§ PROBLEM REQUIREMENTS:
Scan the material below for "JSON", then return each line that contains it.

§ PROVIDED INFORMATION:

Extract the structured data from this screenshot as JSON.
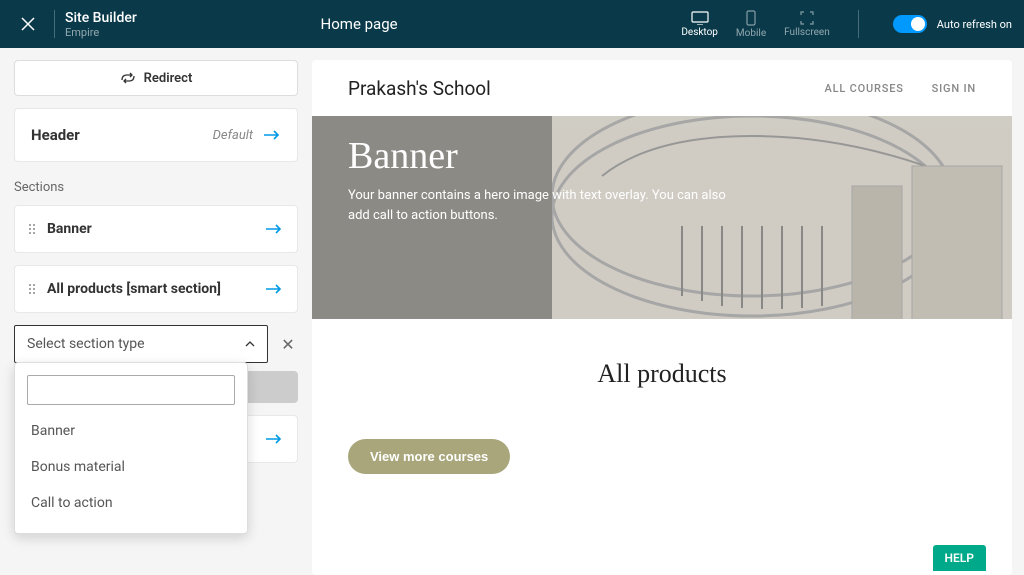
{
  "header": {
    "app_title": "Site Builder",
    "app_subtitle": "Empire",
    "page_name": "Home page",
    "views": {
      "desktop": "Desktop",
      "mobile": "Mobile",
      "fullscreen": "Fullscreen"
    },
    "auto_refresh": "Auto refresh on"
  },
  "sidebar": {
    "redirect": "Redirect",
    "header_label": "Header",
    "header_default": "Default",
    "sections_title": "Sections",
    "sections": [
      {
        "label": "Banner"
      },
      {
        "label": "All products [smart section]"
      }
    ],
    "select_placeholder": "Select section type",
    "dropdown_options": [
      "Banner",
      "Bonus material",
      "Call to action"
    ]
  },
  "preview": {
    "school_name": "Prakash's School",
    "nav": {
      "all_courses": "ALL COURSES",
      "sign_in": "SIGN IN"
    },
    "banner": {
      "title": "Banner",
      "desc": "Your banner contains a hero image with text overlay. You can also add call to action buttons."
    },
    "products": {
      "title": "All products",
      "view_more": "View more courses"
    }
  },
  "help": "HELP"
}
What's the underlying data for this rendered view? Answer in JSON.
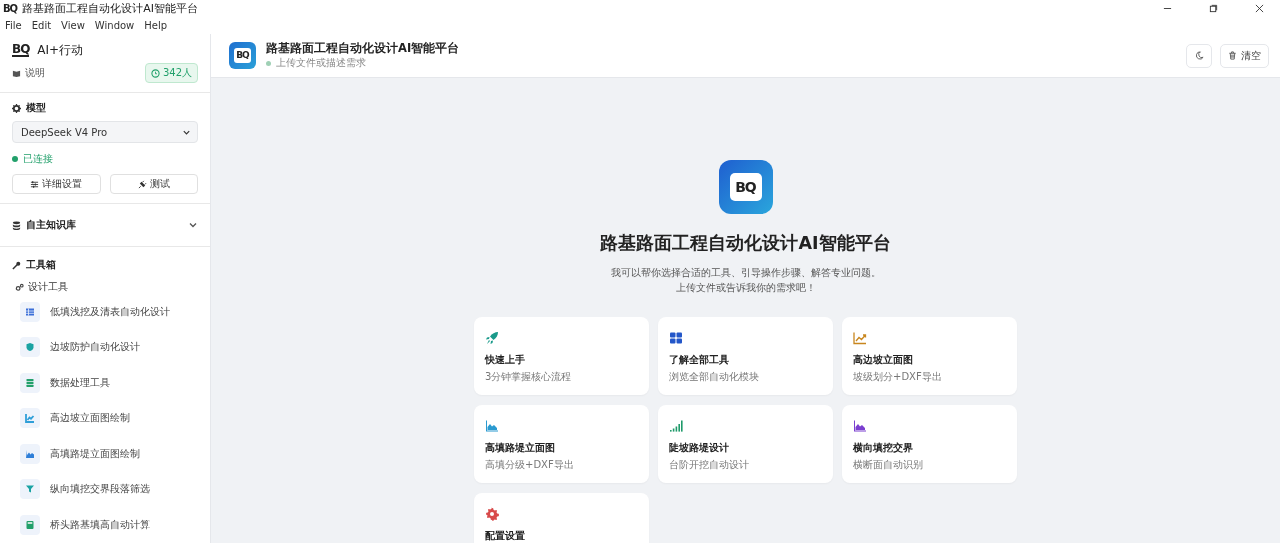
{
  "window": {
    "title": "路基路面工程自动化设计AI智能平台",
    "logo": "BQ"
  },
  "menu": [
    "File",
    "Edit",
    "View",
    "Window",
    "Help"
  ],
  "sidebar": {
    "brand": {
      "logo": "BQ",
      "name": "AI+行动"
    },
    "doc_link": "说明",
    "online_count": "342人",
    "model": {
      "heading": "模型",
      "value": "DeepSeek V4 Pro",
      "connected": true,
      "status": "已连接",
      "buttons": [
        {
          "kind": "settings",
          "label": "详细设置"
        },
        {
          "kind": "plug",
          "label": "测试"
        }
      ]
    },
    "knowledge": {
      "heading": "自主知识库",
      "expanded": false
    },
    "toolbox": {
      "heading": "工具箱",
      "group": "设计工具",
      "items": [
        {
          "kind": "table",
          "label": "低填浅挖及清表自动化设计",
          "color": "#3b6fd8"
        },
        {
          "kind": "shield",
          "label": "边坡防护自动化设计",
          "color": "#1aa3a3"
        },
        {
          "kind": "layers",
          "label": "数据处理工具",
          "color": "#22a06b"
        },
        {
          "kind": "line",
          "label": "高边坡立面图绘制",
          "color": "#2f9fd8"
        },
        {
          "kind": "area",
          "label": "高填路堤立面图绘制",
          "color": "#2f7fd8"
        },
        {
          "kind": "filter",
          "label": "纵向填挖交界段落筛选",
          "color": "#1aa3a3"
        },
        {
          "kind": "calc",
          "label": "桥头路基填高自动计算",
          "color": "#22a06b"
        }
      ]
    }
  },
  "header": {
    "logo": "BQ",
    "title": "路基路面工程自动化设计AI智能平台",
    "status": "上传文件或描述需求",
    "buttons": [
      {
        "kind": "moon"
      },
      {
        "kind": "trash",
        "label": "清空"
      }
    ]
  },
  "hero": {
    "logo": "BQ",
    "title": "路基路面工程自动化设计AI智能平台",
    "lines": [
      "我可以帮你选择合适的工具、引导操作步骤、解答专业问题。",
      "上传文件或告诉我你的需求吧！"
    ]
  },
  "cards": [
    {
      "kind": "rocket",
      "color": "#1a9a8a",
      "title": "快速上手",
      "desc": "3分钟掌握核心流程"
    },
    {
      "kind": "grid",
      "color": "#2356c9",
      "title": "了解全部工具",
      "desc": "浏览全部自动化模块"
    },
    {
      "kind": "line",
      "color": "#c8861e",
      "title": "高边坡立面图",
      "desc": "坡级划分+DXF导出"
    },
    {
      "kind": "area",
      "color": "#2a9ad0",
      "title": "高填路堤立面图",
      "desc": "高填分级+DXF导出"
    },
    {
      "kind": "bars",
      "color": "#1f9a6a",
      "title": "陡坡路堤设计",
      "desc": "台阶开挖自动设计"
    },
    {
      "kind": "area",
      "color": "#7b3fd0",
      "title": "横向填挖交界",
      "desc": "横断面自动识别"
    },
    {
      "kind": "gear",
      "color": "#d84a4a",
      "title": "配置设置"
    }
  ]
}
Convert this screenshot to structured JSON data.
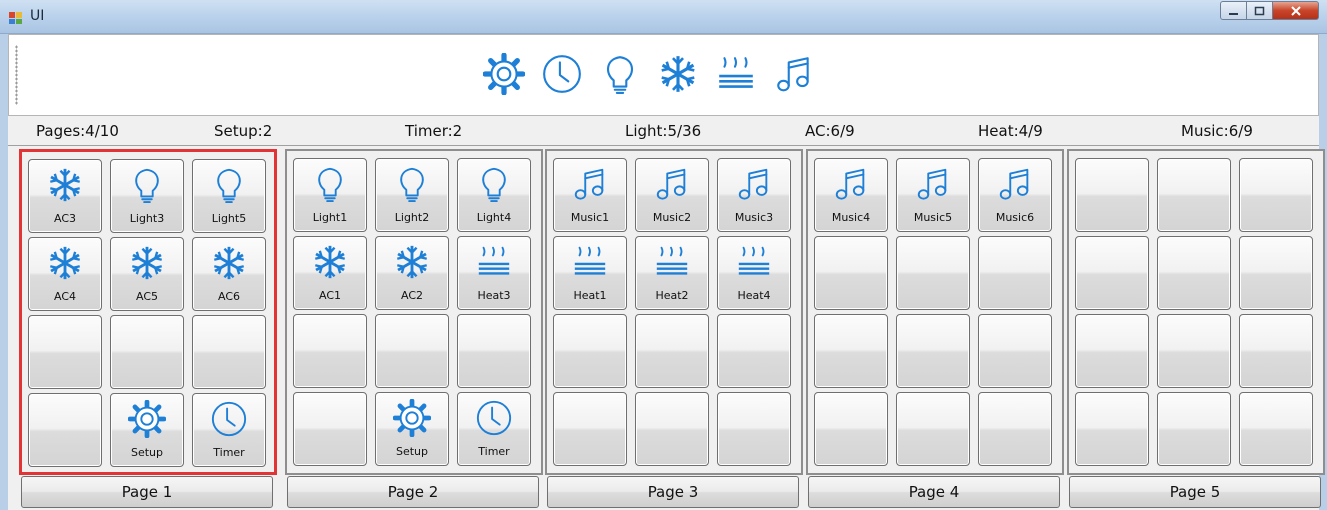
{
  "window": {
    "title": "UI"
  },
  "colors": {
    "icon": "#1e7fd6",
    "selected_border": "#e23434"
  },
  "toolbar": {
    "icons": [
      "gear-icon",
      "clock-icon",
      "bulb-icon",
      "snowflake-icon",
      "heat-icon",
      "music-icon"
    ]
  },
  "status": {
    "pages": "Pages:4/10",
    "setup": "Setup:2",
    "timer": "Timer:2",
    "light": "Light:5/36",
    "ac": "AC:6/9",
    "heat": "Heat:4/9",
    "music": "Music:6/9"
  },
  "pages": [
    {
      "label": "Page 1",
      "selected": true,
      "cells": [
        {
          "icon": "snowflake",
          "label": "AC3"
        },
        {
          "icon": "bulb",
          "label": "Light3"
        },
        {
          "icon": "bulb",
          "label": "Light5"
        },
        {
          "icon": "snowflake",
          "label": "AC4"
        },
        {
          "icon": "snowflake",
          "label": "AC5"
        },
        {
          "icon": "snowflake",
          "label": "AC6"
        },
        {
          "icon": "",
          "label": ""
        },
        {
          "icon": "",
          "label": ""
        },
        {
          "icon": "",
          "label": ""
        },
        {
          "icon": "",
          "label": ""
        },
        {
          "icon": "gear",
          "label": "Setup"
        },
        {
          "icon": "clock",
          "label": "Timer"
        }
      ]
    },
    {
      "label": "Page 2",
      "selected": false,
      "cells": [
        {
          "icon": "bulb",
          "label": "Light1"
        },
        {
          "icon": "bulb",
          "label": "Light2"
        },
        {
          "icon": "bulb",
          "label": "Light4"
        },
        {
          "icon": "snowflake",
          "label": "AC1"
        },
        {
          "icon": "snowflake",
          "label": "AC2"
        },
        {
          "icon": "heat",
          "label": "Heat3"
        },
        {
          "icon": "",
          "label": ""
        },
        {
          "icon": "",
          "label": ""
        },
        {
          "icon": "",
          "label": ""
        },
        {
          "icon": "",
          "label": ""
        },
        {
          "icon": "gear",
          "label": "Setup"
        },
        {
          "icon": "clock",
          "label": "Timer"
        }
      ]
    },
    {
      "label": "Page 3",
      "selected": false,
      "cells": [
        {
          "icon": "music",
          "label": "Music1"
        },
        {
          "icon": "music",
          "label": "Music2"
        },
        {
          "icon": "music",
          "label": "Music3"
        },
        {
          "icon": "heat",
          "label": "Heat1"
        },
        {
          "icon": "heat",
          "label": "Heat2"
        },
        {
          "icon": "heat",
          "label": "Heat4"
        },
        {
          "icon": "",
          "label": ""
        },
        {
          "icon": "",
          "label": ""
        },
        {
          "icon": "",
          "label": ""
        },
        {
          "icon": "",
          "label": ""
        },
        {
          "icon": "",
          "label": ""
        },
        {
          "icon": "",
          "label": ""
        }
      ]
    },
    {
      "label": "Page 4",
      "selected": false,
      "cells": [
        {
          "icon": "music",
          "label": "Music4"
        },
        {
          "icon": "music",
          "label": "Music5"
        },
        {
          "icon": "music",
          "label": "Music6"
        },
        {
          "icon": "",
          "label": ""
        },
        {
          "icon": "",
          "label": ""
        },
        {
          "icon": "",
          "label": ""
        },
        {
          "icon": "",
          "label": ""
        },
        {
          "icon": "",
          "label": ""
        },
        {
          "icon": "",
          "label": ""
        },
        {
          "icon": "",
          "label": ""
        },
        {
          "icon": "",
          "label": ""
        },
        {
          "icon": "",
          "label": ""
        }
      ]
    },
    {
      "label": "Page 5",
      "selected": false,
      "cells": [
        {
          "icon": "",
          "label": ""
        },
        {
          "icon": "",
          "label": ""
        },
        {
          "icon": "",
          "label": ""
        },
        {
          "icon": "",
          "label": ""
        },
        {
          "icon": "",
          "label": ""
        },
        {
          "icon": "",
          "label": ""
        },
        {
          "icon": "",
          "label": ""
        },
        {
          "icon": "",
          "label": ""
        },
        {
          "icon": "",
          "label": ""
        },
        {
          "icon": "",
          "label": ""
        },
        {
          "icon": "",
          "label": ""
        },
        {
          "icon": "",
          "label": ""
        }
      ]
    }
  ]
}
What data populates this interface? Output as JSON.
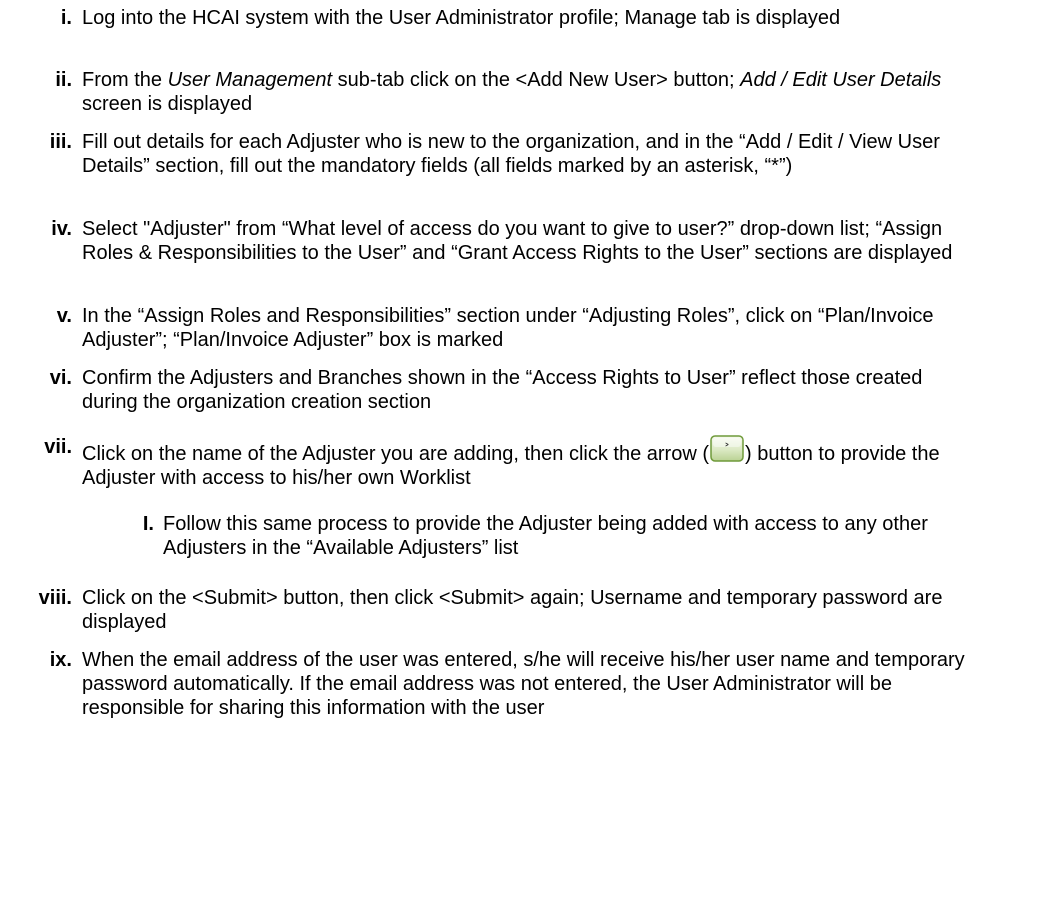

§ SOLUTION TO THE PROBLEM:
Extract the structured data from this screenshot as JSON.
What's the underlying data for this rendered view? Answer in JSON.
Convert this screenshot to structured JSON data.
What data populates this interface? Output as JSON.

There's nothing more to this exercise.